I’ve concluded that “we” is those of us at the school level who look at general trends and all the data we can find. Then we must jump off our cliff and believe that we will fly. Surely, if have learned anything, it is that the only way good to great takes place in a school system is one school at a time. It stands to reason, therefore, that the only purpose for those of us outside the classroom – vice-principals, principals and external support staff – is to listen, support and share the best practices in one school with another school when it’s ready. System improvement is scaling up good practice where it exists. You know that’s not my line, but it’s the one that resonates with me.
Thank you, Sue. People are looking to grow and your work met their needs.
Thank you for sharing this journey with us. I am looking forward to reading the posts from the last week and a half as I am a little behind but I have reflected on and incorporated so many of the wonderful things you have shared. I am sure I will read them many times over the summer as I prepare for a new year. Thank you Sue.
The following comment will stick with me as I return from working and touring in Reggio Emilia where professional learning is about coming together and learning from one another is the norm for educators and children alike. I think your daily blog supported many who share in the joy of daily learning and for this I am truly grateful.
“This experience has solidified my thinking that writing is indeed a social learning experience and that when we offer our students the opportunity to write we need to create the conditions whereby the audience is more extensive than just the teacher. We also need to ensure that our students learn to incorporate emotion, contrast and controversy into their writing, so that others feel compelled to respond. But beyond the connection to the classroom, we as educators need to also embrace the power in writing and respond to each other, as an extension of our personal and professional learning.”
This is a great post on so many levels. I enjoyed reading it as a blogger. I enjoyed reading it as a classroom teacher. I wholeheartedly agree with all you have expressed. I’ve had grade sixes create blog sites, and it was powerful. Yes I agree (and thanks for the reminder), I need “to create the conditions whereby the audience is more extensive than just the teacher.” Cheers, to blogging!

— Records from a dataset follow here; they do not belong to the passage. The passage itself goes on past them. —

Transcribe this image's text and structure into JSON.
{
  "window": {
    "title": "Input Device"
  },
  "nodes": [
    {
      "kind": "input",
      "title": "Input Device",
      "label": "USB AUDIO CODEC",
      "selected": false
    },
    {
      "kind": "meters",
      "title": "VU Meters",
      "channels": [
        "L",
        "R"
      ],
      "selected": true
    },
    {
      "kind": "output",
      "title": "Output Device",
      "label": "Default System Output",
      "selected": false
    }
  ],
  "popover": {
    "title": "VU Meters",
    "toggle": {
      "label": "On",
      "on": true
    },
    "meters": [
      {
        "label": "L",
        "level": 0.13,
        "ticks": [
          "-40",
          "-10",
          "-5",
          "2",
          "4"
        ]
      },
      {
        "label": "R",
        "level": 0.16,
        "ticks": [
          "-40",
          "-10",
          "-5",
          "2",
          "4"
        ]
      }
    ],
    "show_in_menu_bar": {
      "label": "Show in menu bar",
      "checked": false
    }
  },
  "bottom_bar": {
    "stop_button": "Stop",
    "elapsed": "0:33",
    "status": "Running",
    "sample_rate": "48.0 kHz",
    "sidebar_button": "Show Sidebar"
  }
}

Congratulations on completing the month, Sue. It sounds like you found it to be a great experience. I hope that it’s not goodbye, so long, farewell and that you’ll continue to share your thoughts. It demonstrates a contemporary level of leadership that you’re not afraid or hesitant to put your thoughts out there for all to consider. If only more people would do that.
One of the benefits of blogging challenges like yours is that it forces you to write. Many people write sporadically because they feel that every post has to “knock it out of the park”. If you wait for the next “War and Peace”, it may never come.
Blogging in more readable chunks helps the profession from both the writer and the reader.
Thanks Sue for some great reading! Yes writing is a social experience and needs to be done with authentic audiences in mind for increased writing engagement. After the Be A Champ day in London my students were so thrilled that we wrote thank you letters to all involved. It yielded unexpected results as we expected nothing. Mr. Leroy Hibbert phoned the school to thank us causing our principal to come to our room beaming with pride! Sara Westbrook sent a handwritten letter to my class and Saidat was so thrilled she came for a surprise visit. The look on kids faces will stay with me forever! Yes indeed writing can yield unexpected surprises and learning. Thanks for the journey!